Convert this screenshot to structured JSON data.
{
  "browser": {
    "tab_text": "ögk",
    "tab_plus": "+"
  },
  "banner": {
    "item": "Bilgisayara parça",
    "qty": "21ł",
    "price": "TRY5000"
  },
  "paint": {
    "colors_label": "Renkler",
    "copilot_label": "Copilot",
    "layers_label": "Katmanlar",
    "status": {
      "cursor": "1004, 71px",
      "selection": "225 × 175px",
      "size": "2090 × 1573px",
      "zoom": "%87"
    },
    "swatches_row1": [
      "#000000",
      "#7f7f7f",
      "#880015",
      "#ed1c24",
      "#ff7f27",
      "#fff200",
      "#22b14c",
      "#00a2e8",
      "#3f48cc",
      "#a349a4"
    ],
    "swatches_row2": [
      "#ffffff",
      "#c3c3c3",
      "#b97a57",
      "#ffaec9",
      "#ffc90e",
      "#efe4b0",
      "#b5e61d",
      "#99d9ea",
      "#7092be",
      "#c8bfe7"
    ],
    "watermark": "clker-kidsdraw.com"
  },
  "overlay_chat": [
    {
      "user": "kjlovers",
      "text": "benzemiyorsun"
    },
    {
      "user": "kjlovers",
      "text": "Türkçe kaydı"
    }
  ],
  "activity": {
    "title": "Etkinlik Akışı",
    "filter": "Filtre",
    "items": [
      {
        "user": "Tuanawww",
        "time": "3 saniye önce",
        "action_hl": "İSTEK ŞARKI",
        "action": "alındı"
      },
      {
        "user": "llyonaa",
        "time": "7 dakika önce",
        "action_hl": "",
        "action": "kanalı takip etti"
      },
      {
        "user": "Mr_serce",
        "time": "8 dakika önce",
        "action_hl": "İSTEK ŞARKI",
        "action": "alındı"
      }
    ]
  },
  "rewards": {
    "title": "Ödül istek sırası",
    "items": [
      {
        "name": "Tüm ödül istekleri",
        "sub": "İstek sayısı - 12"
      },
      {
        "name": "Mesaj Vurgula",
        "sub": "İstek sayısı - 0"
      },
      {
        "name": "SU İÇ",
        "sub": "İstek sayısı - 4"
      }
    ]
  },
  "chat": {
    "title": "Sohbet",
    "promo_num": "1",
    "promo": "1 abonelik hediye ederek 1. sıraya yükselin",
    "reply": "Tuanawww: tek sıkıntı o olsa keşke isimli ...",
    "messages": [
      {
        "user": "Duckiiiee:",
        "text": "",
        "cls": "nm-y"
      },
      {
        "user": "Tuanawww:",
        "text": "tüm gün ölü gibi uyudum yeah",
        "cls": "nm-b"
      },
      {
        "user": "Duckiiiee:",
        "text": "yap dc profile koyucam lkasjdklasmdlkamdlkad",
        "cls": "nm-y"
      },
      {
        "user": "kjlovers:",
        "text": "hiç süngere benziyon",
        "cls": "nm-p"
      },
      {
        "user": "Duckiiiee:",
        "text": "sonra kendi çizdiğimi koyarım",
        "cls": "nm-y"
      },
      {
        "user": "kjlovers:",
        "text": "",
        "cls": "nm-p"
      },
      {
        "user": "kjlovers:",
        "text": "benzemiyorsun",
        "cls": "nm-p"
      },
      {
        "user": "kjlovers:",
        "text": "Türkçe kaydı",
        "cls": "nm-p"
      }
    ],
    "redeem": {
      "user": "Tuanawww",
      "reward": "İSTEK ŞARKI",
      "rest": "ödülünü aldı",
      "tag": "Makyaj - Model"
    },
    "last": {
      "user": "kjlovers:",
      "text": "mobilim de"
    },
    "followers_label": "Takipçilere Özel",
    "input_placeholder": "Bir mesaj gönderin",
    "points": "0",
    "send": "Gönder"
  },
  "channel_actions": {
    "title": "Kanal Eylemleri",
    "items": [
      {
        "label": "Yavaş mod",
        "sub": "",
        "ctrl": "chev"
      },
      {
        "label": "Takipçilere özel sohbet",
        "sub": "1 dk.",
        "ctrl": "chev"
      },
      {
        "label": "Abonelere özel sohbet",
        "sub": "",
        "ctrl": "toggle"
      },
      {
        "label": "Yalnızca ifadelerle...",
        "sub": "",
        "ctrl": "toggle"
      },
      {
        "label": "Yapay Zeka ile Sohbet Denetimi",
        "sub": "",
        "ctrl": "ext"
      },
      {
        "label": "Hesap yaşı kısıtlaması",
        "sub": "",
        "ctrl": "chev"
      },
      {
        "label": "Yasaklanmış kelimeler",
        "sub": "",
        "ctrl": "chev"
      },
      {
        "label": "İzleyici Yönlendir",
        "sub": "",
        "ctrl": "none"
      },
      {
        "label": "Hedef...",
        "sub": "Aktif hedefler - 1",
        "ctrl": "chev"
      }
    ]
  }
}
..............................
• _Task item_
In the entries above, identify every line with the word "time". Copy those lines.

• _Reply_
        "time": "3 saniye önce",
        "time": "7 dakika önce",
        "time": "8 dakika önce",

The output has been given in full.